Most employers are required to have employees wear masks that are in contact with customers. Although currently the regulations generally do not specify any particular kind of mask, those details could be changing.
Nike was sued by a customer, a 22-year-old deaf college student for not complying with the Americans with Disabilities Act under Title III and The California Disability Rights Laws.
The student claims that deaf or hard of hearing people cannot adequately communicate with Nike employees due to the opaque masks worn by the employees. Nike has agreed to provide its employees with transparent masks that will allow deaf or hard of hearing customers to read the employees’ lips along with some other concessions.
“I hope that this settlement causes other retailers to follow suit voluntarily,” James F. Clapp of Clapp & Lauinger LLP, who represents Bunn and is also deaf himself.
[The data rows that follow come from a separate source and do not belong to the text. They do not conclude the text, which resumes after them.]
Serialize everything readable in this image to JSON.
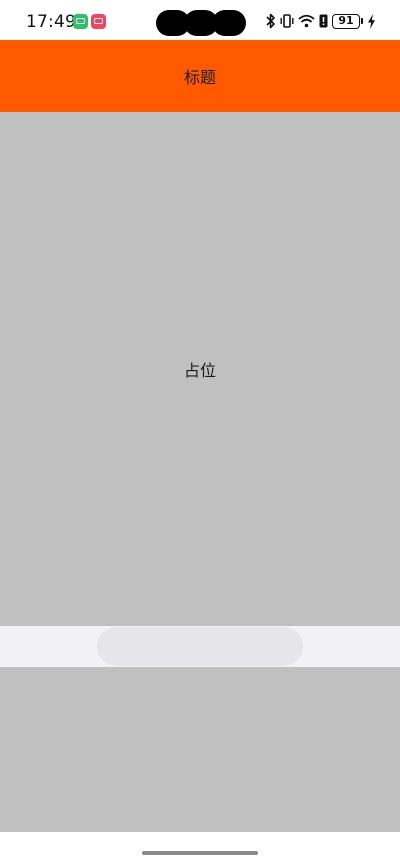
{
  "status_bar": {
    "time": "17:49",
    "battery_level": "91",
    "notification_icons": [
      "green-app-icon",
      "pink-app-icon"
    ],
    "system_icons": [
      "bluetooth-icon",
      "vibrate-icon",
      "wifi-icon",
      "alert-icon",
      "battery-icon",
      "charging-icon"
    ]
  },
  "header": {
    "title": "标题",
    "background_color": "#ff5a00"
  },
  "main": {
    "placeholder_label": "占位",
    "background_color": "#c0c0c0"
  },
  "input_bar": {
    "background_color": "#f2f2f5",
    "pill_color": "#e6e6ea"
  }
}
The agreement to settle ended the allegations, but there could be future cases in this area due to potential conflicts between public health concerns and the Americans with Disabilities Act. This means employers may be forced to adjust their policies to ensure public health requirements do not conflict with disability laws.